The poem, I am Thankful, read by Dr. Bob Akune in his Dharma talk is at http://www.joke-archives.com/inspire/iamthankfulfor.html
We all join in gratitude to the LivingDharmaCentre, BCJSBCF and Women's League for their financial and moral support of this year's event.
Your participation has inspired the members of the Organizing Committee with renewed vigour to make next year's retreat even better. Please let us know if you would like to be a part of organizing next year's retreat.
Thank you for your invaluable contribution to make this retreat truly memorable.
Your LDC Manning Park Retreat 2010 Organizing Committee
Clear skies and warm rays
of sunshine touched our bodies throughout the day and
dark, chilly nights with bright twinkling stars
brightened our evenings.
During the Manning Park Family Retreat everyone greeted each other with warm smiles. Everyone seemed to enjoy themselves, meeting old friends and making new ones.
This LDC (Living Dharma Centre) sponsored program took place May 16-18 at the beautiful Manning Park in BC. It was attended by 112 participants including 62 adults, 26 youth (13-25), 16 children (6-12) and 8 children (5 and under). We were also honoured to have the presence of six Sensei’s who prepared seminars and dharma talks.
The LDC, JSBTC (Jodo Shinshu Buddhist Temples of Canada) and our BCJSBCF (British Columbia Jodo Shinshu Buddhist Churches Federation) graciously provided funding to have local Sensei’s and their families attend.

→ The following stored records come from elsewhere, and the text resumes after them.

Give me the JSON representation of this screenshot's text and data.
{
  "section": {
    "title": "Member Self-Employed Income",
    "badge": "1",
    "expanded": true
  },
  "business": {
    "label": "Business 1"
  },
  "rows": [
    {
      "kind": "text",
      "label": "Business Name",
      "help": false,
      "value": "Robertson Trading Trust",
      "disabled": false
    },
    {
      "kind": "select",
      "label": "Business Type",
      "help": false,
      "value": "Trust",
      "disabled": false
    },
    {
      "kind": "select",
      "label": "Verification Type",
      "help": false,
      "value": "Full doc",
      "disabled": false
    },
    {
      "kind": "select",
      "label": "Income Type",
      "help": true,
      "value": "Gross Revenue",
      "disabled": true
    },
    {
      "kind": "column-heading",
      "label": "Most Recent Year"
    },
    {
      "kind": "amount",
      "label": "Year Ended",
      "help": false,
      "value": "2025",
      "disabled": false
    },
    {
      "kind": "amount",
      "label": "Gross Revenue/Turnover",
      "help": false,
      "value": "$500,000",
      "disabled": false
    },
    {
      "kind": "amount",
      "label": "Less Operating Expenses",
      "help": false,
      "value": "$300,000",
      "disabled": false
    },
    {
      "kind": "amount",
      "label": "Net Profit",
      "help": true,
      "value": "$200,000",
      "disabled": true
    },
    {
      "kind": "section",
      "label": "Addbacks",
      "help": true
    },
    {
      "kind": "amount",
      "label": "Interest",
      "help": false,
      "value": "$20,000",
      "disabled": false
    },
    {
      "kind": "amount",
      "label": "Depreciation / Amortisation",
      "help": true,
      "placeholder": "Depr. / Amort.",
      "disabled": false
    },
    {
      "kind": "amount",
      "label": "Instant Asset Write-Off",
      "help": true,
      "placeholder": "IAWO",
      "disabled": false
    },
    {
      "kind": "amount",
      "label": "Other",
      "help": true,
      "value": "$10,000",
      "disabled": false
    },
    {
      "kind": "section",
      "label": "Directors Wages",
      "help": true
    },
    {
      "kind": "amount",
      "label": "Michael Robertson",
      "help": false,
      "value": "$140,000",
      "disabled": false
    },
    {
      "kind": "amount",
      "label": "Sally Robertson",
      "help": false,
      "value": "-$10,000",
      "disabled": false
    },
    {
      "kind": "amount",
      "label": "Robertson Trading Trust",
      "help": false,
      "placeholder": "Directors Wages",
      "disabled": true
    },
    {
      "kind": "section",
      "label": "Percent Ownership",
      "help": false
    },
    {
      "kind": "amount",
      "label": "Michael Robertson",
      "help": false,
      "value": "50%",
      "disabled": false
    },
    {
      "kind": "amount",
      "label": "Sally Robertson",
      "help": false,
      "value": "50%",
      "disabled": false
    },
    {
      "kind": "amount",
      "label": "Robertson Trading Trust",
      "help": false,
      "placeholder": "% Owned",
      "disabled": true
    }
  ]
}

Everyone helped to prepare, cook, cleanup and eat the fantastic meals during the weekend. The menu was unexpectedly enhanced with Kaz's home made soup. The youth entertained with a scavenger hunt, hide and go seek "Sardine Tag” and a create your own story/solve the mystery game called “Mafia”. The sunny afternoon was filled with a sports tournament including bocce ball, bedrock golf, horseshoes and ping pong. Bicycle decorations lead up to a grand parade and, like so many others in the past, Sora and Courtenay celebrated cycling without training wheels.
Mornings started with Nature Walks with Sensei Akune with an astounding attendance of 62 participants. After sewing chickens, adults finished their evenings by letting their chins wag and wet their lips with some rotted grapes. Workshops included self-defence, quiet sitting mediation, dharma discourse, self lead dharma discussions and gatha review.